The study used a retrospective analysis of data from patients with heart failure with preserved ejection fraction (HFpEF) who underwent echocardiography. Echocardiography is a non-invasive imaging test that uses sound waves to create pictures/movies of the heart. The study analyzed left ventricular (LV) strain-volume loops, which are graphical representations of the relationship between changes in LV volume and strain during the cardiac cycle. The study measured the early diastolic slope of LV strain-volume loops and LV peak strain to determine their association with adverse events such as all-cause mortality and hospitalizations due to heart failure. The study also adjusted for potential confounding factors such as age, sex, and comorbidities. Adjustment for confounding factors is performed to understand the true value of a new variable in addition to known factors that contribute to an outcome.
Results of the study
The study found that measuring the early diastolic slope of left ventricular (LV) strain-volume loops can be a useful tool for predicting adverse events in patients with heart failure with preserved ejection fraction (HFpEF). Patients with a steeper early diastolic slope are at a lower risk of experiencing adverse events such as all-cause mortality and heart failure-related hospitalization.
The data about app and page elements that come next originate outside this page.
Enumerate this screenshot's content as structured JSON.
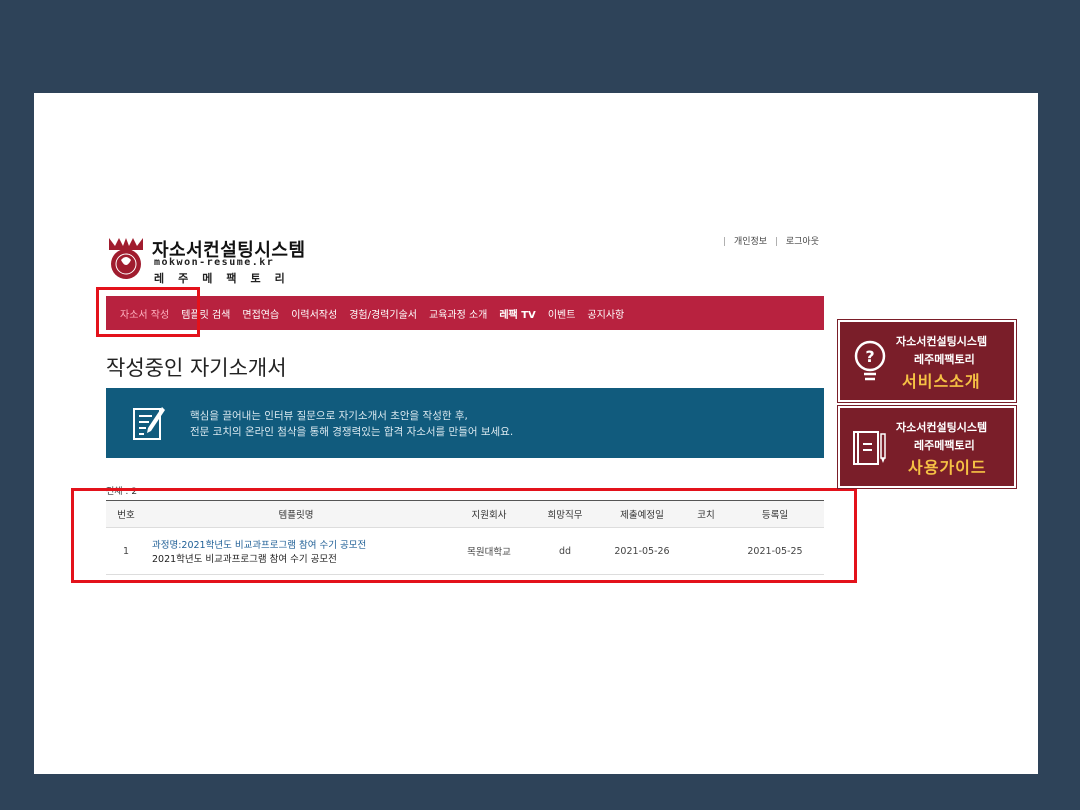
{
  "header": {
    "logo_title": "자소서컨설팅시스템",
    "logo_domain": "mokwon-resume.kr",
    "logo_subtitle": "레주메팩토리",
    "links": [
      "개인정보",
      "로그아웃"
    ]
  },
  "nav": {
    "items": [
      "자소서 작성",
      "템플릿 검색",
      "면접연습",
      "이력서작성",
      "경험/경력기술서",
      "교육과정 소개",
      "레팩 TV",
      "이벤트",
      "공지사항"
    ],
    "active_index": 0
  },
  "page": {
    "title": "작성중인 자기소개서"
  },
  "banner": {
    "line1": "핵심을 끌어내는 인터뷰 질문으로 자기소개서 초안을 작성한 후,",
    "line2": "전문 코치의 온라인 첨삭을 통해 경쟁력있는 합격 자소서를 만들어 보세요."
  },
  "table": {
    "total": "전체 : 2",
    "headers": [
      "번호",
      "템플릿명",
      "지원회사",
      "희망직무",
      "제출예정일",
      "코치",
      "등록일"
    ],
    "rows": [
      {
        "no": "1",
        "course": "과정명:2021학년도 비교과프로그램 참여 수기 공모전",
        "template": "2021학년도 비교과프로그램 참여 수기 공모전",
        "company": "목원대학교",
        "job": "dd",
        "due": "2021-05-26",
        "coach": "",
        "registered": "2021-05-25"
      }
    ]
  },
  "side_banners": [
    {
      "line1": "자소서컨설팅시스템",
      "line2": "레주메팩토리",
      "line3": "서비스소개",
      "icon": "lightbulb-question-icon"
    },
    {
      "line1": "자소서컨설팅시스템",
      "line2": "레주메팩토리",
      "line3": "사용가이드",
      "icon": "book-pen-icon"
    }
  ],
  "colors": {
    "background": "#2e4359",
    "nav": "#b8223f",
    "banner": "#115b7d",
    "side_banner": "#7a1e29",
    "highlight": "#e3121b",
    "accent_text": "#f6c244"
  }
}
The study also highlights the need for further research to identify effective therapeutic and diagnostic options for HFpEF patients.
Discussion by researchers of the study
The findings of this study suggest that measuring the early diastolic slope of left ventricular (LV) strain-volume loops can be a useful tool for predicting adverse events in patients with heart failure with preserved ejection fraction (HFpEF). This means that LV strain-volume loops can be a valuable diagnostic tool for identifying patients at lower risk of adverse events and for guiding treatment decisions. The study’s limitations are also discussed, including the fact that the study was retrospective and that the sample size was relatively small. The discussion concludes by emphasizing the importance of further research to better understand the pathophysiology of HFpEF and to identify effective treatment options for patients with this condition.
Reflection and open questions
A personal reflection on the results of the study or open questions shall be added later. If you have questions, please leave a comment.